Aminu Masari, governor of Katsina state, says he does not support the manner in which Ahmad Gumi, Islamic cleric, is going about his intervention with bandits.
Gumi has been at the forefront of those advocating for dialogue with bandits, in spite of their incessant attacks on schools and abduction of schoolchildren.
The cleric has embarked on a number of publicised visits to the bandits’ enclaves in the forest in a bid to dialogue with them.
Commenting on Gumi’s approach, the Katsina governor said it is not the right way to handle the situation.
“They [bandits] need moral and spiritual education to know the value of lives and stop killing people and stop raping innocent women,” Masari said on Wednesday during an interview aired on Channels Television.
“I don’t [support Gumi] because he is not doing it rightly. I expect him first to preach to them the implication of killing innocent people, abducting people, raping and stealing, and the consequences. That is what I expect a clergyman, first and foremost, to do.”
Masari said bandits operating in the north are not the same as Boko Haram insurgents — but they share certain elements.
The governor said it would be a serious problem if bandits degenerate into Boko Haram.
He said: “The current banditry and kidnapping that is going on now are not the style of Boko Haram but some elements of Boko Haram that have been in the forest for a very long time.
“There are some elements but the current banditry that is going on now is not Boko Haram yet, but if something is not done, we may end up having a much more serious problem.”

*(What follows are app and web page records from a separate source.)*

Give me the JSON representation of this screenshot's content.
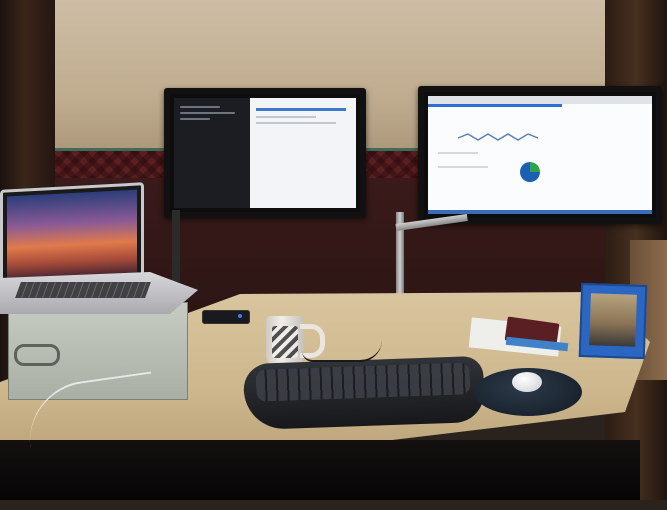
{
  "scene": {
    "description_type": "photo",
    "colors": {
      "wall": "#c0ad90",
      "wallpaper_border": "#5b1f22",
      "desk": "#cdb68c",
      "monitor_bezel": "#111111",
      "accent_blue": "#2f6fd0",
      "pie_green": "#2fa34a",
      "pie_blue": "#1b5fb3"
    },
    "icons": [
      "laptop",
      "monitor-left",
      "monitor-right",
      "coffee-mug",
      "keyboard",
      "mouse",
      "photo-frame",
      "usb-hub",
      "metal-box"
    ]
  }
}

When asked if bandits are more dangerous than Boko Haram, he said: “It cannot be more than Boko Haram but if they are scaring parents from sending their children to school, it is going to have to stop.
“School must continue and I think the issue of attacking school is to draw attention.
“That is the issue people should understand. These people we are dealing with are not ideological inclined, they are not a group that is seeking either government recognition or are not happy with the government. These people are driven essentially by criminality.”
The governor also expressed fears that the bandits may resort to high profile kidnapping in cities and towns, adding that the government must “work hard” to prevent such an occurrence.